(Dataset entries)
============================================================

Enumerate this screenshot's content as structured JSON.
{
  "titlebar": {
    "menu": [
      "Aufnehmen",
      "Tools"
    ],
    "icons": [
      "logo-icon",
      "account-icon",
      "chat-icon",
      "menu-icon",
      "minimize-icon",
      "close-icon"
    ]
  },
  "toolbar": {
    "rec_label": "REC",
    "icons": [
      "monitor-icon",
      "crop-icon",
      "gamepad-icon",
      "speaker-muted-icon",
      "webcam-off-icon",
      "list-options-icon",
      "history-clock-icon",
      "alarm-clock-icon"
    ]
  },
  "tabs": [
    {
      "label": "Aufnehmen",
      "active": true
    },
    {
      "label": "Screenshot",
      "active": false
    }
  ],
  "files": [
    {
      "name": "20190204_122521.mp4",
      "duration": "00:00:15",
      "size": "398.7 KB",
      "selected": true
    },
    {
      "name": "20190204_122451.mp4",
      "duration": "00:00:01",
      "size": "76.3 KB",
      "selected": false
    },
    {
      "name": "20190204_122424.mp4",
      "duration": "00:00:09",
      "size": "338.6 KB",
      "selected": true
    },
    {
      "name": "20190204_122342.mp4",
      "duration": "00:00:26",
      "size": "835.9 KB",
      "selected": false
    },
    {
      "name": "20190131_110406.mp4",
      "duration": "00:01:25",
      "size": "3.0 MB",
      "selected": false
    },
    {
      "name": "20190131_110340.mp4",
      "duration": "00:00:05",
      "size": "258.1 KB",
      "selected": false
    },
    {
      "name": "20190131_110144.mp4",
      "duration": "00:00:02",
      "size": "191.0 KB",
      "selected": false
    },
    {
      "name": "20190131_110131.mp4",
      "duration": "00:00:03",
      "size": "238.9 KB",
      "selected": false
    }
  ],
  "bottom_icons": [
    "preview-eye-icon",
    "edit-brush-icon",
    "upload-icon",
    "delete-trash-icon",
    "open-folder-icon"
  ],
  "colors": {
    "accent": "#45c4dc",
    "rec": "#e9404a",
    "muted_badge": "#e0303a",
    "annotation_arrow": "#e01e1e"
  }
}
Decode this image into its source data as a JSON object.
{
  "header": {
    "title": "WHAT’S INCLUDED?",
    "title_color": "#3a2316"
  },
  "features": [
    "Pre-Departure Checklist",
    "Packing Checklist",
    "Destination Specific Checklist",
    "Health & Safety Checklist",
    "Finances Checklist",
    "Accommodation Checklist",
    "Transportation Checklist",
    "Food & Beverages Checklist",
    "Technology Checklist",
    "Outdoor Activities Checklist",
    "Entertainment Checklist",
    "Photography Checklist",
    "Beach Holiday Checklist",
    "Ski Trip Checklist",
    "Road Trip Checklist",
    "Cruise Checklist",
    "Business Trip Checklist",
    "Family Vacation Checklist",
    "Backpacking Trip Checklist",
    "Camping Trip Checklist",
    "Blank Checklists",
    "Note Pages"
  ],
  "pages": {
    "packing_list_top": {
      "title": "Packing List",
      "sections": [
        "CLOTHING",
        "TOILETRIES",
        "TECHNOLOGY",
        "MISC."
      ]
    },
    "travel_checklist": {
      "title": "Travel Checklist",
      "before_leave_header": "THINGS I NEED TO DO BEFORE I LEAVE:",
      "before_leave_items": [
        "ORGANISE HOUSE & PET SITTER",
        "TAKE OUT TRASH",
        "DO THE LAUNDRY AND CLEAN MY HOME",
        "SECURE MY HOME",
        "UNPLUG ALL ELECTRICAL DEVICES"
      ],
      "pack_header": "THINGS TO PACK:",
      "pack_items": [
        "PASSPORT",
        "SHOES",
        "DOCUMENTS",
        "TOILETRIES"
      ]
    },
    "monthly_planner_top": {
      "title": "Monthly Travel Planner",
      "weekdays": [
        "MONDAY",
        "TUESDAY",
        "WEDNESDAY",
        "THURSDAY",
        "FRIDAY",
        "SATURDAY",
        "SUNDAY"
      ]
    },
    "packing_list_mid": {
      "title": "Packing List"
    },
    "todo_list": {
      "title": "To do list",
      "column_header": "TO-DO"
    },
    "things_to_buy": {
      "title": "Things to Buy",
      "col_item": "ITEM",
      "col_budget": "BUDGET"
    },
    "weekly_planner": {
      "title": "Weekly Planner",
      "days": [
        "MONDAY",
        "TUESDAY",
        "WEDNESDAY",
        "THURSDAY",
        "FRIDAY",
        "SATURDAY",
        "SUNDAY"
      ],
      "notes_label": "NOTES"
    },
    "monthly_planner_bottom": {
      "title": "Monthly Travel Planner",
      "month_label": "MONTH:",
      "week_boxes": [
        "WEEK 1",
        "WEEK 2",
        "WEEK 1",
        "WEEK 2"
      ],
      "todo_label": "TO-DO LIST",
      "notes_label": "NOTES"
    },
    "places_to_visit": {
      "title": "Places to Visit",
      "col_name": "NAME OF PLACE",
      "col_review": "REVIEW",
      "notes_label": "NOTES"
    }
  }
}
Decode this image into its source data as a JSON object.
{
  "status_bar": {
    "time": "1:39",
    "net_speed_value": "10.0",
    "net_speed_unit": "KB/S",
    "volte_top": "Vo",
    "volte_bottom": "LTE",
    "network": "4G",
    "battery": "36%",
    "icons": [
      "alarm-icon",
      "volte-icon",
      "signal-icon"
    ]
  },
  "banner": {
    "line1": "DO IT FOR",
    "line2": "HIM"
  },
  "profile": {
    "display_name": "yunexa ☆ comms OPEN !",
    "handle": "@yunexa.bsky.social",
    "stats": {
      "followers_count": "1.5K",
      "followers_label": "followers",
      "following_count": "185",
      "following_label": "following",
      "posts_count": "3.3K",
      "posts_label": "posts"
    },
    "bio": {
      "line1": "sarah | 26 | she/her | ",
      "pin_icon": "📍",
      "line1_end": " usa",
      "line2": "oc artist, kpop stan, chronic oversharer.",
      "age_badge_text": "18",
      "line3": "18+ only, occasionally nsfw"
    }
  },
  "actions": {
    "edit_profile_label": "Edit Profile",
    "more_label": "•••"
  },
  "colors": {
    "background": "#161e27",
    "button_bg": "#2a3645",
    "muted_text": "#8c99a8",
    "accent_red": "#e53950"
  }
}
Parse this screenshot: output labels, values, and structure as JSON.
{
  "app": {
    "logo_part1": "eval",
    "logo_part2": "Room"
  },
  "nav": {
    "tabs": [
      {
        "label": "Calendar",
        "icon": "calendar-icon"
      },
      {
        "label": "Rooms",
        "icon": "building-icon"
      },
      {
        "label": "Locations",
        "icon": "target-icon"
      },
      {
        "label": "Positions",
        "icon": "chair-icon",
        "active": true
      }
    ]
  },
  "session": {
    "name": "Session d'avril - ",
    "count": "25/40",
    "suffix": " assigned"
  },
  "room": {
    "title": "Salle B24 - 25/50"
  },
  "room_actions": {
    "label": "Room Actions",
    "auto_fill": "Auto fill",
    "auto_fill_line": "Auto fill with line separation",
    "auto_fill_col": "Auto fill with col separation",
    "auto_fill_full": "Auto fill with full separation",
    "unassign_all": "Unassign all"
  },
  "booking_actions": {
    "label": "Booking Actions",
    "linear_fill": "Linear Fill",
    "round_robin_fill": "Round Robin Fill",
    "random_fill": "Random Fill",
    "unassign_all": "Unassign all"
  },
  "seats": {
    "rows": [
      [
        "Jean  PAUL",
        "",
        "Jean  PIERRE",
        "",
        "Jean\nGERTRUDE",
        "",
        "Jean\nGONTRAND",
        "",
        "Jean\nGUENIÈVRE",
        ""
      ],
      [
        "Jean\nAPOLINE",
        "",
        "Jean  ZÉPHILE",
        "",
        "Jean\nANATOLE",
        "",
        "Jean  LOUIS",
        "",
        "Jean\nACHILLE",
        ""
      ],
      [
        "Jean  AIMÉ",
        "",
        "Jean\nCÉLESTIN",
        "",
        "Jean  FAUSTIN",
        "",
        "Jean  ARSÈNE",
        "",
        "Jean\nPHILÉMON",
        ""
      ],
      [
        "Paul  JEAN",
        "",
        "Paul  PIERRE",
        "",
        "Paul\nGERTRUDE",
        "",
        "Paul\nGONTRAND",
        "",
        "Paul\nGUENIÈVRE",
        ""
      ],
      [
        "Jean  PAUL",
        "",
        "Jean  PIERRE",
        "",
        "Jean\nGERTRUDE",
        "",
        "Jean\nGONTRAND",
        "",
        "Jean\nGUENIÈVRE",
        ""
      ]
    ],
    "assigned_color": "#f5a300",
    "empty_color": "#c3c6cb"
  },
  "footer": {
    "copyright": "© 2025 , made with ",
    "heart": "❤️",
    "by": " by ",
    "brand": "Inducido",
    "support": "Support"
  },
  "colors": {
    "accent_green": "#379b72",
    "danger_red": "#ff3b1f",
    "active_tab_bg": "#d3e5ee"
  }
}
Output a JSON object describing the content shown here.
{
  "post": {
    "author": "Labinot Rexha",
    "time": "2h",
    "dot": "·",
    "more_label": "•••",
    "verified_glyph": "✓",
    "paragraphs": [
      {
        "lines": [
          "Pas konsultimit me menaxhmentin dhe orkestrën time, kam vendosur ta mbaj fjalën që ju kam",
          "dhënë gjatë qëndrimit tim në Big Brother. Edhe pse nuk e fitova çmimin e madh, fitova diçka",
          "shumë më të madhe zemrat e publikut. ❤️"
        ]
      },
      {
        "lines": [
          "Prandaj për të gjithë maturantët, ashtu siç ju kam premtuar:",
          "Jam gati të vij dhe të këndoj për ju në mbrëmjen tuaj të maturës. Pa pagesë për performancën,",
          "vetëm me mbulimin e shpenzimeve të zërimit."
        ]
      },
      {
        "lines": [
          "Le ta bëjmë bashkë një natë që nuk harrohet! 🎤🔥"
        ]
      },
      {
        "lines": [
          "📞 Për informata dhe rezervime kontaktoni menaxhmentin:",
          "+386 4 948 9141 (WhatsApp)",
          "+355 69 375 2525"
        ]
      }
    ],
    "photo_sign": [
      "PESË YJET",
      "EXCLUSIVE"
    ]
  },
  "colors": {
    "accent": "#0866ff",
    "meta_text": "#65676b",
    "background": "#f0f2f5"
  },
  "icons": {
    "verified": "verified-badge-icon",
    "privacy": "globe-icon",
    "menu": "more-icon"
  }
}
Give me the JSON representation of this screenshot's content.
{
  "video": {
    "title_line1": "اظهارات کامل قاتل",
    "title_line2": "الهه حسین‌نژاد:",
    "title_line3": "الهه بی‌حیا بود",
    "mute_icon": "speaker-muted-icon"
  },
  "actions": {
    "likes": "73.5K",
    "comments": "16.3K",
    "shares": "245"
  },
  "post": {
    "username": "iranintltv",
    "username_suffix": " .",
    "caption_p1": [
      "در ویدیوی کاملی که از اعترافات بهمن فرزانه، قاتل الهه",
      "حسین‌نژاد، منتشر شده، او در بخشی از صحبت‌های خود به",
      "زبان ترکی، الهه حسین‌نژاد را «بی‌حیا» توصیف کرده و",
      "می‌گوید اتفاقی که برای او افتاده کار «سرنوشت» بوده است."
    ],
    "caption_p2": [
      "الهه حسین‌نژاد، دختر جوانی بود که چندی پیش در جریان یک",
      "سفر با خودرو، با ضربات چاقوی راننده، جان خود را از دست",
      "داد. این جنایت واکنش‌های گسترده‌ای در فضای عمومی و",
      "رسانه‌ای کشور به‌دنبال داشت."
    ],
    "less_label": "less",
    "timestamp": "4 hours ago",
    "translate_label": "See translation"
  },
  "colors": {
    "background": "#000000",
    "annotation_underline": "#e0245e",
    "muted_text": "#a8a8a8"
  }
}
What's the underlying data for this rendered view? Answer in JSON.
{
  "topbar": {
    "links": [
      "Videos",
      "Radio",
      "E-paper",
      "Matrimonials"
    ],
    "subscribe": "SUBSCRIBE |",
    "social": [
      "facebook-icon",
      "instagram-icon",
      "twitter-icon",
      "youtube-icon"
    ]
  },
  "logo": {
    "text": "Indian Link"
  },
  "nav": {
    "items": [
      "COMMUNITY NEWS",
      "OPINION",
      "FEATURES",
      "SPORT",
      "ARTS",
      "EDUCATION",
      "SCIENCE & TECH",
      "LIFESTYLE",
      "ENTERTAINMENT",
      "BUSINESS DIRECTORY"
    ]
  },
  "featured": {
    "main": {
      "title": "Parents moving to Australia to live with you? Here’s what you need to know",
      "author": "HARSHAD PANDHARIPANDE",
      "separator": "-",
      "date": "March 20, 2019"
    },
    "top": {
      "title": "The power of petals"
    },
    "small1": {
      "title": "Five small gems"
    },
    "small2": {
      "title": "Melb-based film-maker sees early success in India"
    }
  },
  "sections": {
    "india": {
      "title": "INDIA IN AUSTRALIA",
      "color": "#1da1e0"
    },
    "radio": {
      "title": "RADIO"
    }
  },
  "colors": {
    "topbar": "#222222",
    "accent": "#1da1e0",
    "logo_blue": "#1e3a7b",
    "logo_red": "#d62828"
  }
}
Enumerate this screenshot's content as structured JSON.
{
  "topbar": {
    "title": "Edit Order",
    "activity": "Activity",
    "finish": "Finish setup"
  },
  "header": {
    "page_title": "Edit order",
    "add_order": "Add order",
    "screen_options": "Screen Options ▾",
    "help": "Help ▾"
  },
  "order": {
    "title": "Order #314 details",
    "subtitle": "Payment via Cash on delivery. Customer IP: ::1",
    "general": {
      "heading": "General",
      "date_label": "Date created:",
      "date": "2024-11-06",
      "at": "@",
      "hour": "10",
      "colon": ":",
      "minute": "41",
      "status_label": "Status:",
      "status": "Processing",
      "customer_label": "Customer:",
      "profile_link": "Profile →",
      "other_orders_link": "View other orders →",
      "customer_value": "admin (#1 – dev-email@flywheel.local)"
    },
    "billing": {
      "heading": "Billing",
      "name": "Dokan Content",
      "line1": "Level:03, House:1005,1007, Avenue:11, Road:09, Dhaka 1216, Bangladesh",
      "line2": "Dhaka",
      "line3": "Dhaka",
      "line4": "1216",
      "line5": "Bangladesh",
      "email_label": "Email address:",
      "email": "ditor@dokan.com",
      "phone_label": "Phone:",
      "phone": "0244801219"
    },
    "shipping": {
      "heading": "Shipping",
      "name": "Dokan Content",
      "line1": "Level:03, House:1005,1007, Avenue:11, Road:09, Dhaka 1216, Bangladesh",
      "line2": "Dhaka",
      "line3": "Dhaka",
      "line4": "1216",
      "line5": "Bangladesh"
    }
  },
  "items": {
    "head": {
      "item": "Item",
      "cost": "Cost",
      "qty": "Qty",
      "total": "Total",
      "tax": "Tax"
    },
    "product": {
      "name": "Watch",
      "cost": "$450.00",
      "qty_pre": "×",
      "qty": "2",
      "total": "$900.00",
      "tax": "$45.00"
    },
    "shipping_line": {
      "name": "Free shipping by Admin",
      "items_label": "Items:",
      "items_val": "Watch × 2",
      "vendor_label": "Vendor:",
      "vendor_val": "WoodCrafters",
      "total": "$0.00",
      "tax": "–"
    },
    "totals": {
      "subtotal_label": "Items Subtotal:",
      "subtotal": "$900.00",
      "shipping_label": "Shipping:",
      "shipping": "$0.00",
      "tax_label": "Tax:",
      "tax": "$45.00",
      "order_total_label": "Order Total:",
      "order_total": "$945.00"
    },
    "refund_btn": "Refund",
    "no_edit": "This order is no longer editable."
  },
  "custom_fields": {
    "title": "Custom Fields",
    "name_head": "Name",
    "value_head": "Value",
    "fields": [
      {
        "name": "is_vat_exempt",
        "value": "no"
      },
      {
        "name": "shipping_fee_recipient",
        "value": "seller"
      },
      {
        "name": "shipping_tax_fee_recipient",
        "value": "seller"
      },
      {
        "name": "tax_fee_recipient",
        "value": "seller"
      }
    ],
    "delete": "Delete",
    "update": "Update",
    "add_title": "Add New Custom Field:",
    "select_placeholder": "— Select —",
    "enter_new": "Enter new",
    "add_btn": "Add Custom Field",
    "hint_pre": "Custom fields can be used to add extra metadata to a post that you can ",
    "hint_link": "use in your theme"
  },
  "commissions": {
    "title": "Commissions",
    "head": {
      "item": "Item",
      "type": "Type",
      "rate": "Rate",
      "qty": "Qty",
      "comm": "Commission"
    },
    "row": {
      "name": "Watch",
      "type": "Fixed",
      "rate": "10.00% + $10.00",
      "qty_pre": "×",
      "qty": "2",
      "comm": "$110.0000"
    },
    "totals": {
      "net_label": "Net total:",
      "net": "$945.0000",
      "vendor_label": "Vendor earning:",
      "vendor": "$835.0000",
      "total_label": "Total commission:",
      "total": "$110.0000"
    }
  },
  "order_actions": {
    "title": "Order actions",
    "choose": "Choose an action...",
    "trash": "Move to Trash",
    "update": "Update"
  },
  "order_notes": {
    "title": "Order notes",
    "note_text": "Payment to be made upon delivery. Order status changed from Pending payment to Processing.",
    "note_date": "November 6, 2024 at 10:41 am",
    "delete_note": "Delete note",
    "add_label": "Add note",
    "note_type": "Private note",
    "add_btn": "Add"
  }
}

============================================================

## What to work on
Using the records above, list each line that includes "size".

## Exercise solution
      "size": "398.7 KB",
      "size": "76.3 KB",
      "size": "338.6 KB",
      "size": "835.9 KB",
      "size": "3.0 MB",
      "size": "258.1 KB",
      "size": "191.0 KB",
      "size": "238.9 KB",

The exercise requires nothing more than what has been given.